GOAL OF THE EXERCISE: What you need to do is retype every entry exactly as written.

##### DATA RECORDS #####

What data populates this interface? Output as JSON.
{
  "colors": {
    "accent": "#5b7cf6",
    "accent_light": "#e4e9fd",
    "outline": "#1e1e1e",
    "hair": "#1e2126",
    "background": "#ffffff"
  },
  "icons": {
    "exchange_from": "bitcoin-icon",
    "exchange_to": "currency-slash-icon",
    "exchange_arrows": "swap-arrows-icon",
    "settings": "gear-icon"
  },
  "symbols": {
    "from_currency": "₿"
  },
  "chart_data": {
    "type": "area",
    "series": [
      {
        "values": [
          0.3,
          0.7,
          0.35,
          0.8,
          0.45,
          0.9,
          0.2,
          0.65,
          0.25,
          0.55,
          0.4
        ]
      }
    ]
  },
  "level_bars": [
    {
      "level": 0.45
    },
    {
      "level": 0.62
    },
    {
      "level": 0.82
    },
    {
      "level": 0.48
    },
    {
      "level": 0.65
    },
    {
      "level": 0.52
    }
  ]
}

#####

RESPONSE AREA:
What data populates this interface? Output as JSON.
{
  "colors": {
    "accent": "#5b7cf6",
    "accent_light": "#e4e9fd",
    "outline": "#1e1e1e",
    "hair": "#1e2126",
    "background": "#ffffff"
  },
  "icons": {
    "exchange_from": "bitcoin-icon",
    "exchange_to": "currency-slash-icon",
    "exchange_arrows": "swap-arrows-icon",
    "settings": "gear-icon"
  },
  "symbols": {
    "from_currency": "₿"
  },
  "chart_data": {
    "type": "area",
    "series": [
      {
        "values": [
          0.3,
          0.7,
          0.35,
          0.8,
          0.45,
          0.9,
          0.2,
          0.65,
          0.25,
          0.55,
          0.4
        ]
      }
    ]
  },
  "level_bars": [
    {
      "level": 0.45
    },
    {
      "level": 0.62
    },
    {
      "level": 0.82
    },
    {
      "level": 0.48
    },
    {
      "level": 0.65
    },
    {
      "level": 0.52
    }
  ]
}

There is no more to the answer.